With 2015 eagerly looking forward to cashing its first social security check and allowing historians to begin ghost writing its memoirs, I've been thinking about my own year, and the future to come.

Granted, every blogger, vlogger, and Harry has throw up their own similar thoughts. It’s hard to avoid the “Best of 2015” posts that seem to be cluttering up everyone’s feeds, and I have to admit that I view these with a large amount of cynicism.

We all know that the demarcation between this year and next is entirely arbitrary, and hasn’t even been a historically consistent point.

And yes, the days after such a big holiday — with many of us still in denial over our retail and dietary extravagances — can often mean we’re not in the best position to be making plans for the next year. But…

2015 — The Year of Almost

This was a year where I almost got back on track. For a period of a few months, starting back in March of 2015, something started to really click. I was meditating daily; I was eating healthy and sleeping well; I was going for walks every day and losing weight at a pretty good clip.

None of those things are still true.

Don’t get me wrong — I’m still down a little bit of weight; I’m meditating occasionally; and I recently managed to walk from my apartment downtown up to 125th street along the East River of Manhattan, which was apparently about 12.5 miles.

As far as achievements go, I managed to go back to school and get my undergraduate degree; I wrote a book during November’s National Novel Writing Month; and I made my most successful video to date (and it’s not embarassing in retrospect!).

But if I’m being honest, I have to admit that I’ve been even more stressed and anxious than I have been in the past.

My nervous tics invade with more and more frequency, and it’s driven me to live a pretty isolated existence. There are plenty of videos and other personal projects that I didn’t set aside the time to make. And if I don’t turn my health around, I don’t know that I’ll get the chance to do a lot of those things.

So yeah, that’s frustrating.

I said I was cynical about all this “year in review” stuff, but I need to clarify a little bit: I think it’s great to step back and look at life from a broader perspective. We spend a ton of time with an acutely myopic viewpoint, and maybe the holidays are a good time for reflection. The new year may be arbitrary, but every day is an opportunity to call for a “blank slate”.

So what do we want our futures to look like? Off the top of my head, I can list a ton of pie-in-the-sky goals:

  • Weigh less than 200 pounds
  • Go to bed and wake up consistently
  • Walk the entire coast of Manhattan
  • Write two books
  • Read 366 books by the end of 2016 (it’s a leap year!)
  • Meditate every day, both in the morning and the evening
  • Post to a blog weekly
  • Make videos twice a week
  • Make a podcast every week

There are secondary goals though. I have one, and only one goal for the next year.

2016 — The Year of Failure

It’s hard not to look back and wonder what my life would be like if I had stuck with my streak of good habits. Maybe I’d be incredibly happy and healthy, maybe not. But the feeling that I was making progress in my life was worthwhile, and it’s something I want back in the new year.

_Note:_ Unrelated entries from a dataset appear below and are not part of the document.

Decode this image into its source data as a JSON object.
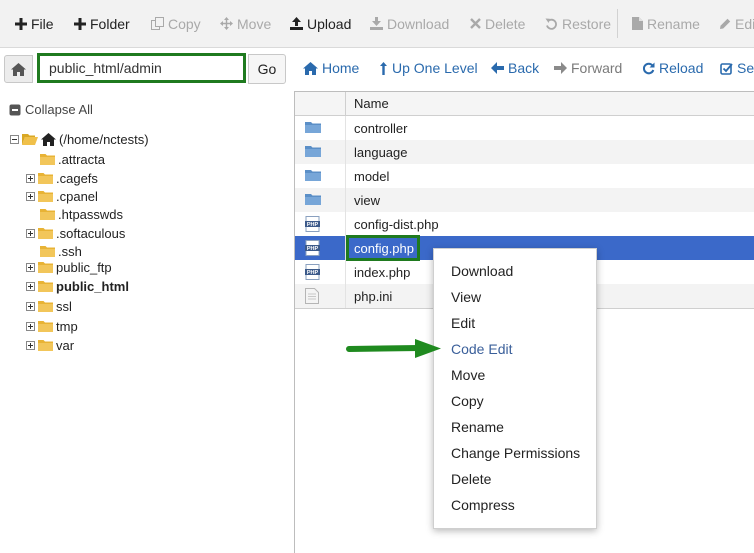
{
  "toolbar": {
    "file": "File",
    "folder": "Folder",
    "copy": "Copy",
    "move": "Move",
    "upload": "Upload",
    "download": "Download",
    "delete": "Delete",
    "restore": "Restore",
    "rename": "Rename",
    "edit": "Edit"
  },
  "path": {
    "value": "public_html/admin",
    "go": "Go"
  },
  "nav": {
    "home": "Home",
    "up": "Up One Level",
    "back": "Back",
    "forward": "Forward",
    "reload": "Reload",
    "select": "Sele"
  },
  "tree": {
    "collapse_all": "Collapse All",
    "root": "(/home/nctests)",
    "items": [
      {
        "label": ".attracta"
      },
      {
        "label": ".cagefs"
      },
      {
        "label": ".cpanel"
      },
      {
        "label": ".htpasswds"
      },
      {
        "label": ".softaculous"
      },
      {
        "label": ".ssh"
      },
      {
        "label": "public_ftp"
      },
      {
        "label": "public_html"
      },
      {
        "label": "ssl"
      },
      {
        "label": "tmp"
      },
      {
        "label": "var"
      }
    ]
  },
  "files": {
    "column_name": "Name",
    "rows": [
      {
        "name": "controller",
        "icon": "folder-icon"
      },
      {
        "name": "language",
        "icon": "folder-icon"
      },
      {
        "name": "model",
        "icon": "folder-icon"
      },
      {
        "name": "view",
        "icon": "folder-icon"
      },
      {
        "name": "config-dist.php",
        "icon": "php-file-icon"
      },
      {
        "name": "config.php",
        "icon": "php-file-icon"
      },
      {
        "name": "index.php",
        "icon": "php-file-icon"
      },
      {
        "name": "php.ini",
        "icon": "text-file-icon"
      }
    ],
    "selected": "config.php"
  },
  "context_menu": {
    "items": [
      {
        "label": "Download"
      },
      {
        "label": "View"
      },
      {
        "label": "Edit"
      },
      {
        "label": "Code Edit"
      },
      {
        "label": "Move"
      },
      {
        "label": "Copy"
      },
      {
        "label": "Rename"
      },
      {
        "label": "Change Permissions"
      },
      {
        "label": "Delete"
      },
      {
        "label": "Compress"
      }
    ],
    "highlighted": "Code Edit"
  },
  "colors": {
    "accent_green": "#1f7a1f",
    "selection_blue": "#3b69c9",
    "link_blue": "#2a6aad"
  }
}
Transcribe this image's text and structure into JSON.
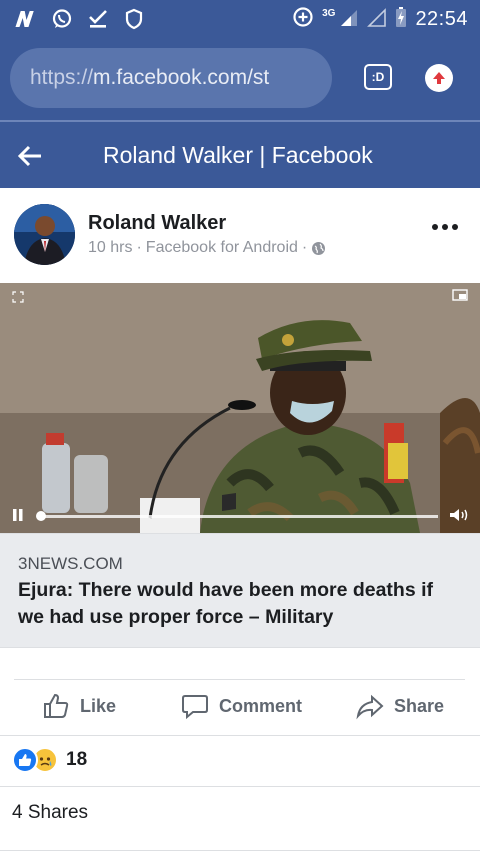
{
  "status_bar": {
    "time": "22:54",
    "network_label": "3G",
    "icons": [
      "n-app-icon",
      "whatsapp-icon",
      "download-done-icon",
      "shield-icon",
      "data-saver-icon",
      "signal-icon",
      "signal-empty-icon",
      "battery-charging-icon"
    ]
  },
  "browser": {
    "url_scheme": "https://",
    "url_rest": "m.facebook.com/st",
    "tab_label": ":D"
  },
  "app_bar": {
    "title": "Roland Walker | Facebook"
  },
  "post": {
    "author": "Roland Walker",
    "time": "10 hrs",
    "source": "Facebook for Android",
    "privacy": "globe-icon",
    "link": {
      "domain": "3NEWS.COM",
      "title": "Ejura: There would have been more deaths if we had use proper force – Military"
    },
    "video": {
      "progress": 0.0,
      "paused": false
    },
    "actions": {
      "like": "Like",
      "comment": "Comment",
      "share": "Share"
    },
    "reactions": {
      "types": [
        "like",
        "sad"
      ],
      "count": "18"
    },
    "shares": "4 Shares"
  },
  "colors": {
    "facebook_blue": "#3b5998",
    "url_field": "#5a75ad",
    "link_bg": "#e9ebee",
    "action_text": "#606770"
  }
}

I’m faced with the reality that, somehow, I stopped. And when that happens, things start to cascade. I can’t sleep well because I’m out of shape. Or I eat too much because I’m stressed from not meditating. Or I don’t want to meditate because I’m too exhausted…

Ultimately, what I want this year to be about is failure. I want to get really good at it. I want to be able to screw up, and see it as a brief pause, rather than the end of a good streak. It’s far too easy for us to compartmentalize things, and I think it’s somehow easier to think about “that diet that I did a month ago” than “that diet plan I’ve been messing up for the last month.”

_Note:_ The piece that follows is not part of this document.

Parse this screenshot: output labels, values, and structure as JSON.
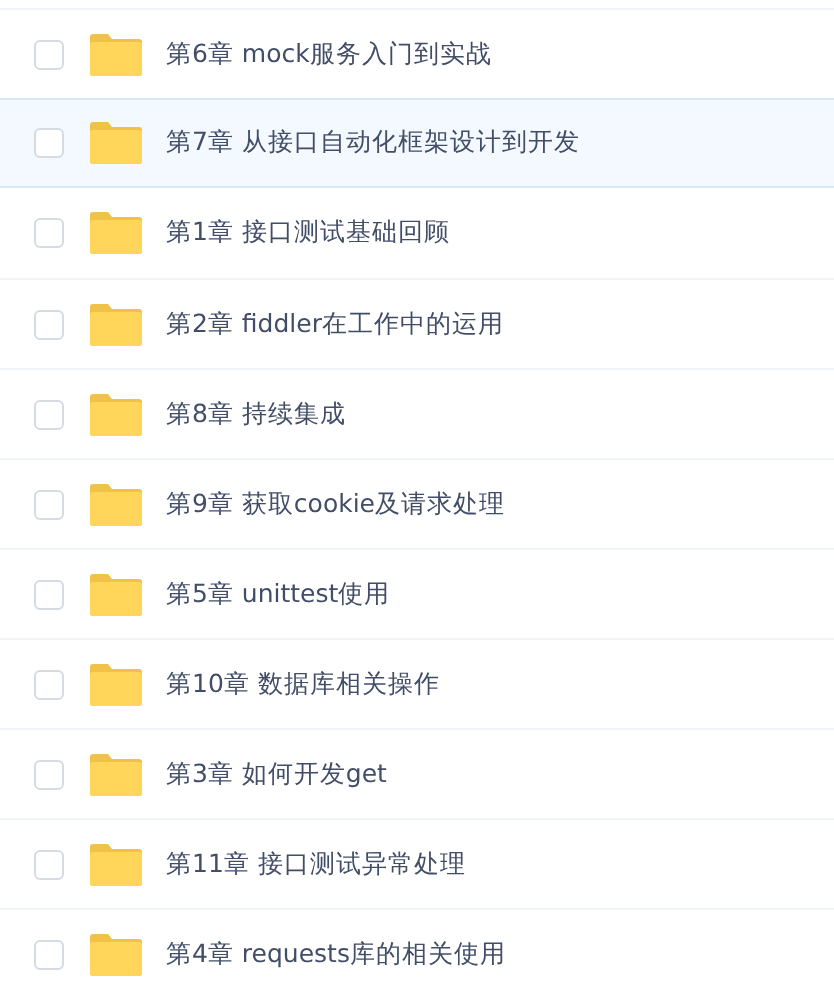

We’re much more comfortable thinking about that good thing that we used to do, than thinking about that good thing we failed to do recently.

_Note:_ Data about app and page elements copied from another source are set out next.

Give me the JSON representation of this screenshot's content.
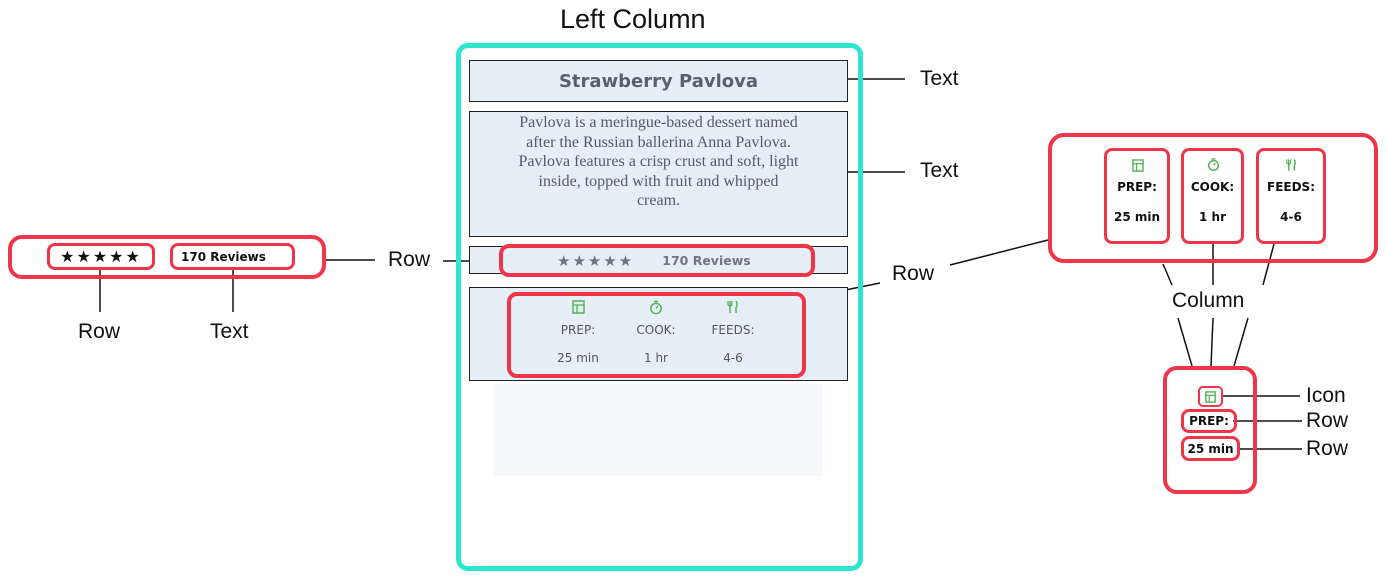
{
  "diagram": {
    "title": "Left Column",
    "labels": {
      "text_title": "Text",
      "text_desc": "Text",
      "row_reviews": "Row",
      "row_meta": "Row",
      "column": "Column",
      "icon": "Icon",
      "row_prep": "Row",
      "row_time": "Row",
      "left_row": "Row",
      "left_text": "Text"
    }
  },
  "recipe": {
    "title": "Strawberry Pavlova",
    "description": "Pavlova is a meringue-based dessert named after the Russian ballerina Anna Pavlova. Pavlova features a crisp crust and soft, light inside, topped with fruit and whipped cream.",
    "stars": "★★★★★",
    "reviews": "170 Reviews",
    "meta": [
      {
        "icon": "timer-box-icon",
        "label": "PREP:",
        "value": "25 min"
      },
      {
        "icon": "stopwatch-icon",
        "label": "COOK:",
        "value": "1 hr"
      },
      {
        "icon": "fork-knife-icon",
        "label": "FEEDS:",
        "value": "4-6"
      }
    ]
  },
  "colors": {
    "highlight_red": "#ef3648",
    "column_teal": "#2ee6cf",
    "panel_blue": "#e6eef8",
    "icon_green": "#4cb050"
  }
}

So that’s my goal this year. I want to start thinking of myself as a healthy, sane person who occasionally fails at things. I’m tired of being a mediocre person who had occasional bursts of good behavior in his past.